Mould said its re-emergence was astonishing. “It is an epic tale with a supremely happy ending,” he said.
The Gillies portrait will go on display from 24 October and be a regular part of the programme although, to help its preservation, there will be times when it is not on display, the museum said.
Excellent news! Thank you to all who supported the appeal, whether financially or just by sharing posts via social media and spreading the effort across the world. I still haven’t actually viewed the portrait and I cannot wait to set eyes on it later this year.
My other job this week has been to finalise my Christmas calendar and get the dates posted on my website.
This year my travels to America are divided into three different trips, one in September, one in November and one in December and there are a few interesting titbits within those dates.
The saddest omission from this year’s trips is The Inn at Christmas Place in Pigeon Forge, Tennessee. This year the dates just didn’t work in such a way to allow a trip to Tennessee and I certainly hope that this is a temporary hiatus and that I can return next year.
Regular readers will know that the Inn has become a regular feature of my travels over the last ten years or so and I have forged close friendships with Kristy, Dwight, Debbi and the rest of the team at the hotel. Not only have the staff become friends, but many of the audience too and it is with a heavy heart that I will not be enjoying myself in the shadow of the Smoky Mountains.
Whilst one Inn does not feature this year, so another returns and it is with great excitement that I can announce that I am scheduled to perform at The Williamsburg Inn after a year off in 2018. The surroundings of the Inn are spectacularly elegant and I have enjoyed many wonderful times there. It will wonderful to be back.

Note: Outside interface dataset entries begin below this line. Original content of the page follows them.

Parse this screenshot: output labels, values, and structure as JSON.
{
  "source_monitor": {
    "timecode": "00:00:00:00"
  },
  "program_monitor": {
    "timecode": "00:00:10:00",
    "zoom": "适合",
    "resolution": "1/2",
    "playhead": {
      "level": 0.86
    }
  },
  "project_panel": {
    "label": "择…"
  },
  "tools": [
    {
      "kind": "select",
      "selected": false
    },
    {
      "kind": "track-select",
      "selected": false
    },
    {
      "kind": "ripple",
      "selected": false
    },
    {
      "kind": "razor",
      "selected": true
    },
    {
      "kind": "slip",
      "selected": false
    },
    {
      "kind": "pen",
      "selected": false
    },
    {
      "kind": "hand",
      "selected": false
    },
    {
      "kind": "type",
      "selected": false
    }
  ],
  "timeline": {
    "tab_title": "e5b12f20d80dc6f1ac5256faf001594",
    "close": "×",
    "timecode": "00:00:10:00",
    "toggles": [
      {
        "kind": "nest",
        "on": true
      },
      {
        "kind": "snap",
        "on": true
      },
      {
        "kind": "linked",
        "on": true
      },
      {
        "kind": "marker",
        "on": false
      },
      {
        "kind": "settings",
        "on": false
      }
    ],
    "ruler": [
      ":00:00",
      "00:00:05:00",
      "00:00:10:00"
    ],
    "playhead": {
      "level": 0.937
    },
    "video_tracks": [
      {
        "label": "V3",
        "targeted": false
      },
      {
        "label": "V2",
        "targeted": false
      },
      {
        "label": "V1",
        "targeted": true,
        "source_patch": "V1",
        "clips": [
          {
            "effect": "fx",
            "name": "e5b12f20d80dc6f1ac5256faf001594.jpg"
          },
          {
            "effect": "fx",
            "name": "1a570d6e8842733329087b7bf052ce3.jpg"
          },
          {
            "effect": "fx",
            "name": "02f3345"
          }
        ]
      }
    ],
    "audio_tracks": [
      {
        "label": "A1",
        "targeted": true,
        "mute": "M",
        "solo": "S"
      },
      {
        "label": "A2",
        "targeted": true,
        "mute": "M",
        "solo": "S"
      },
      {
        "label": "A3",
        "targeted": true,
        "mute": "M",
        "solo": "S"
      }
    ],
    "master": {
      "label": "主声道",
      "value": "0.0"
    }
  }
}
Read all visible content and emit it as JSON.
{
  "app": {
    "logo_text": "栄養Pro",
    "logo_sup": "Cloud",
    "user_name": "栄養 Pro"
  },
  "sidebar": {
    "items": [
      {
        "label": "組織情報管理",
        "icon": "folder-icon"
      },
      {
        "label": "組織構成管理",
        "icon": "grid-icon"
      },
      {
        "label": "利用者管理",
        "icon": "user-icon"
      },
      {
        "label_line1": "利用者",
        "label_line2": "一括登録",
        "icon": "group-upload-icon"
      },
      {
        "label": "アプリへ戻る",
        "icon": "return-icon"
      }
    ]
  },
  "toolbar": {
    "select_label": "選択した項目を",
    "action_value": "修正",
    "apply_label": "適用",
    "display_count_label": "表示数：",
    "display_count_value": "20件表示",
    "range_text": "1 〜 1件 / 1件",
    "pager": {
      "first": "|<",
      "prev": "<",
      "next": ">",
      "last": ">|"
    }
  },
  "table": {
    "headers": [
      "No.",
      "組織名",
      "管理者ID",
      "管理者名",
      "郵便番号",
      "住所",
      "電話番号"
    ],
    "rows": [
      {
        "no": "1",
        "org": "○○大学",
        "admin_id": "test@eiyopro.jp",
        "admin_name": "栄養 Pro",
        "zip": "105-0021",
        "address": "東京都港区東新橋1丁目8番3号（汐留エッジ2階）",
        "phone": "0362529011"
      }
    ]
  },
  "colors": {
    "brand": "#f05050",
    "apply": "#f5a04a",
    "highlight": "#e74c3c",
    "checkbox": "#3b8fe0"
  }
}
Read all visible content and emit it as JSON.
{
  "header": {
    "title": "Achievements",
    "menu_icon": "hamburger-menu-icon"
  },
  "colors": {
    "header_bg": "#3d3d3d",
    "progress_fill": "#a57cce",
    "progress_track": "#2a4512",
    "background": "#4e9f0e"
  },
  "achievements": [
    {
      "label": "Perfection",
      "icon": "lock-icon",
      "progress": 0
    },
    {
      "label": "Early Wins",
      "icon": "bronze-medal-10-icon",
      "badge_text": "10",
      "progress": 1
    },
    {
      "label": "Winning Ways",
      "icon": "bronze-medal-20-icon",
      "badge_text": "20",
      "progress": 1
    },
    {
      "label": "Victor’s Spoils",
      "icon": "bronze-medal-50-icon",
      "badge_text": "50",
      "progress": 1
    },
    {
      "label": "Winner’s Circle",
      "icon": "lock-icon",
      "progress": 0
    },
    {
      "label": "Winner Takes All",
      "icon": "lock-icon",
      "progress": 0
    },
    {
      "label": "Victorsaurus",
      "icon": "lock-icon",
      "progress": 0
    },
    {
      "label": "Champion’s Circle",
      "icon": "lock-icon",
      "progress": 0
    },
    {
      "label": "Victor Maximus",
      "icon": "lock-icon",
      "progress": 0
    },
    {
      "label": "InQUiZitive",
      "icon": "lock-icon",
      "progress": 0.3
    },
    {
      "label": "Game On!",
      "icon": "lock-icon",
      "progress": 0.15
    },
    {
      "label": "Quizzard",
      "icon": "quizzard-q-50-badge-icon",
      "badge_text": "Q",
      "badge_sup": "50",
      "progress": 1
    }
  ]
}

Some venues find new dates and even new shows, for example I will be performing both Mr Dickens is Coming, Great Expectations and A Tale of Two Cites during my September sojourn. On that trip I will be at Winterthur and Byers’ Choice both of which I will return to in December, but I will also be performing at The Broad Street United Methodist Church in Burlington, New Jersey and at Andrew Jackson’s Hermitage in Nashville, Tennessee both of which have only had A Christmas Carol before.

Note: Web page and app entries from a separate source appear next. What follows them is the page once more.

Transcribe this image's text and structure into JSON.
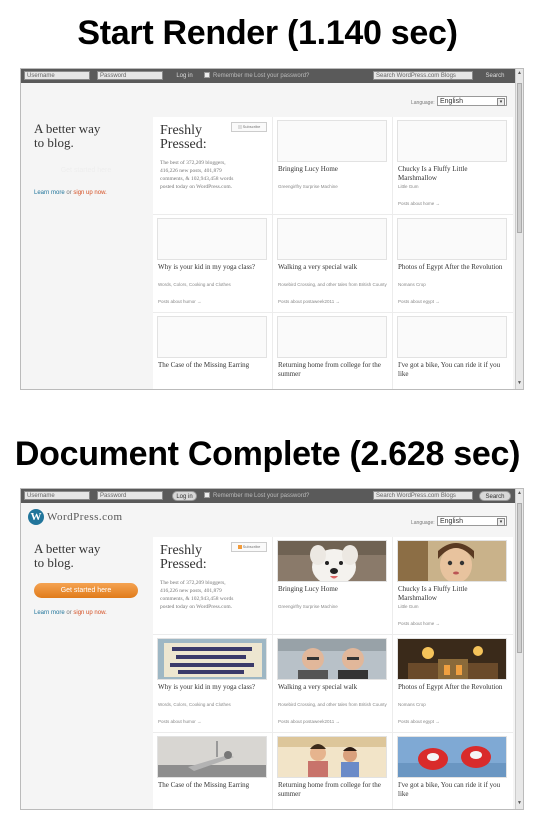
{
  "frames": [
    {
      "heading": "Start Render (1.140 sec)",
      "loaded": false
    },
    {
      "heading": "Document Complete (2.628 sec)",
      "loaded": true
    }
  ],
  "topbar": {
    "username_placeholder": "Username",
    "password_placeholder": "Password",
    "login_label": "Log in",
    "remember_label": "Remember me",
    "lost_password_label": "Lost your password?",
    "search_placeholder": "Search WordPress.com Blogs",
    "search_button": "Search"
  },
  "logo": {
    "mark": "W",
    "text": "WordPress.com"
  },
  "language": {
    "label": "Language:",
    "value": "English"
  },
  "hero": {
    "tagline_line1": "A better way",
    "tagline_line2": "to blog.",
    "cta_label": "Get started here",
    "learn_more": "Learn more",
    "or": "or",
    "sign_up": "sign up now."
  },
  "freshly_pressed": {
    "title_line1": "Freshly",
    "title_line2": "Pressed:",
    "subscribe_label": "Subscribe",
    "stats_line1": "The best of 372,209 bloggers,",
    "stats_line2": "416,226 new posts, 401,879",
    "stats_line3": "comments, & 102,943,458 words",
    "stats_line4": "posted today on WordPress.com."
  },
  "cards": [
    {
      "title": "Bringing Lucy Home",
      "meta": "Greengirlfry Surprise Machine",
      "link": "",
      "thumb": "dog"
    },
    {
      "title": "Chucky Is a Fluffy Little Marshmallow",
      "meta": "Little Gum",
      "link": "Posts about home →",
      "thumb": "doll"
    },
    {
      "title": "Why is your kid in my yoga class?",
      "meta": "Words, Colors, Cooking and Clothes",
      "link": "Posts about humor →",
      "thumb": "sign"
    },
    {
      "title": "Walking a very special walk",
      "meta": "Rosebird Crossing, and other tales from British County",
      "link": "Posts about postaweek2011 →",
      "thumb": "men"
    },
    {
      "title": "Photos of Egypt After the Revolution",
      "meta": "Nomans Crop",
      "link": "Posts about egypt →",
      "thumb": "egypt"
    },
    {
      "title": "The Case of the Missing Earring",
      "meta": "",
      "link": "",
      "thumb": "earring"
    },
    {
      "title": "Returning home from college for the summer",
      "meta": "",
      "link": "",
      "thumb": "kids"
    },
    {
      "title": "I've got a bike, You can ride it if you like",
      "meta": "",
      "link": "",
      "thumb": "shoes"
    }
  ]
}
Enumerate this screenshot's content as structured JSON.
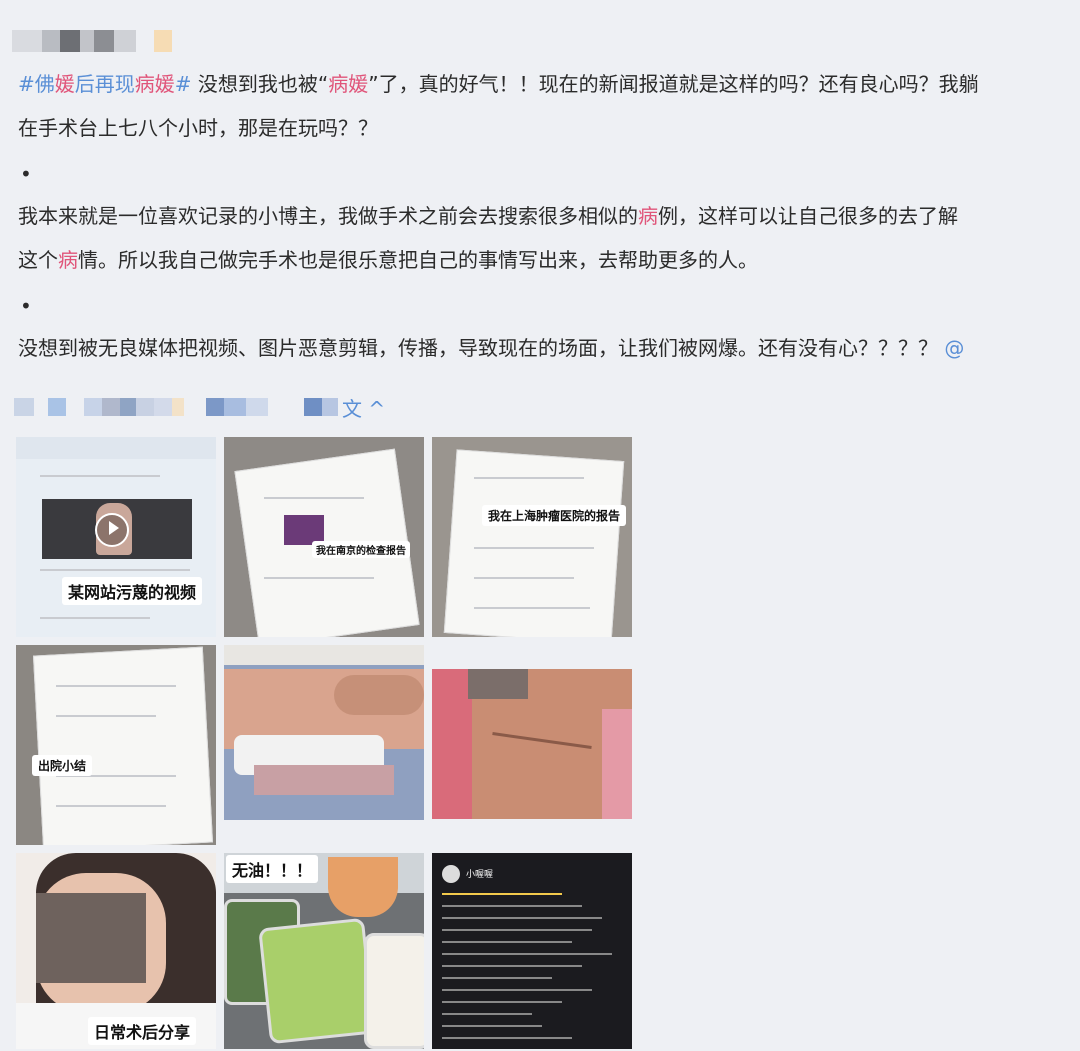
{
  "post": {
    "line1_prefix": "#佛",
    "line1_hl1": "媛",
    "line1_mid": "后再现",
    "line1_hl2": "病媛",
    "line1_tagend": "#",
    "line1_text1": " 没想到我也被“",
    "line1_hl3": "病媛",
    "line1_text2": "”了，真的好气！！现在的新闻报道就是这样的吗？还有良心吗？我躺",
    "line2": "在手术台上七八个小时，那是在玩吗？？",
    "bullet": "•",
    "line3_a": "我本来就是一位喜欢记录的小博主，我做手术之前会去搜索很多相似的",
    "line3_hl": "病",
    "line3_b": "例，这样可以让自己很多的去了解",
    "line4_a": "这个",
    "line4_hl": "病",
    "line4_b": "情。所以我自己做完手术也是很乐意把自己的事情写出来，去帮助更多的人。",
    "line5": "没想到被无良媒体把视频、图片恶意剪辑，传播，导致现在的场面，让我们被网爆。还有没有心？？？？",
    "at": "@",
    "expand_label": "文 ^"
  },
  "images": [
    {
      "caption": "某网站污蔑的视频"
    },
    {
      "caption": "我在南京的检查报告"
    },
    {
      "caption": "我在上海肿瘤医院的报告"
    },
    {
      "caption": "出院小结"
    },
    {
      "caption": ""
    },
    {
      "caption": ""
    },
    {
      "caption": "日常术后分享"
    },
    {
      "caption": "无油！！！"
    },
    {
      "caption": "小喔喔"
    }
  ],
  "colors": {
    "hashtag": "#5a8fd6",
    "highlight": "#e0557a",
    "background": "#eef0f4"
  }
}
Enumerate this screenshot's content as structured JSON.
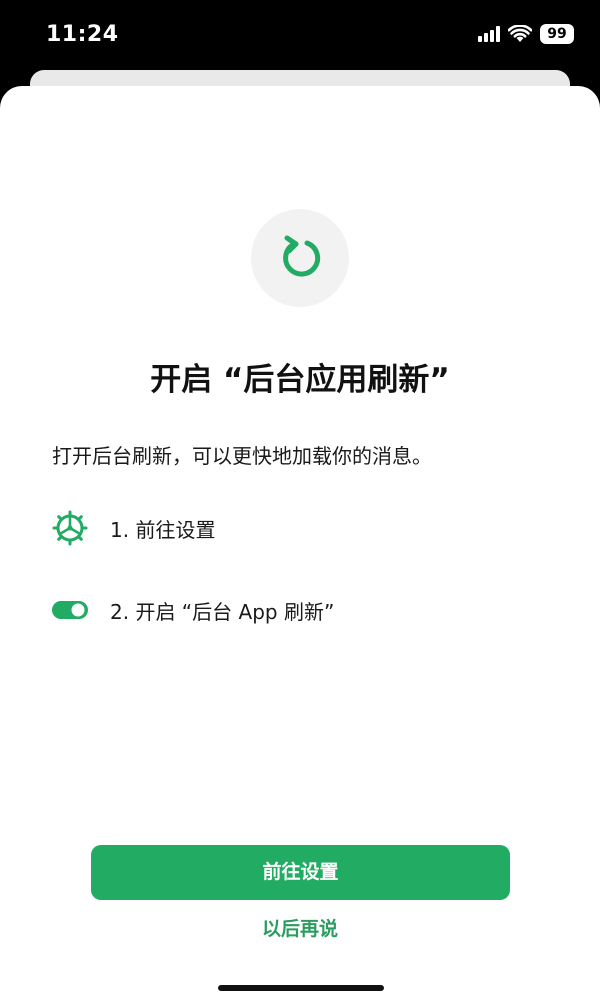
{
  "status_bar": {
    "time": "11:24",
    "battery": "99",
    "icons": [
      "signal-icon",
      "wifi-icon",
      "battery-icon"
    ]
  },
  "dialog": {
    "icon": "refresh-icon",
    "title": "开启 “后台应用刷新”",
    "description": "打开后台刷新，可以更快地加载你的消息。",
    "steps": [
      {
        "icon": "settings-gear-icon",
        "label": "1. 前往设置"
      },
      {
        "icon": "toggle-icon",
        "label": "2. 开启 “后台 App 刷新”"
      }
    ],
    "primary_button": "前往设置",
    "secondary_button": "以后再说"
  },
  "colors": {
    "accent": "#21ab63",
    "accent_text": "#2a9c5f",
    "hero_circle": "#f2f2f2",
    "status_bar_bg": "#000000"
  }
}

The November hop takes in my Mid-Western venues in Missouri with my old friends at the Mid Continent Public Library Service and a return to Omaha, Nebraska to perform with the Douglas County Historical Society (you may remember that there were fears that last year may be my last in Omaha).
Beyond the American venues there are a few exciting additions to my UK dates too, most particularly a performance at Highclere Castle (the filming location for Downton Abbey). Anyone who watched the episode in which Dame Nelly Melba performed for the Grantham’s will know what I will be doing and where I will be doing it!
I will also be at the beautiful St George’s Hall in Liverpool again, the Lit & Phil in Newcastle and back at Le Manoir aux Quat’ Saisons for a second time.
For a full run down of my 2019 dates take a look at my website: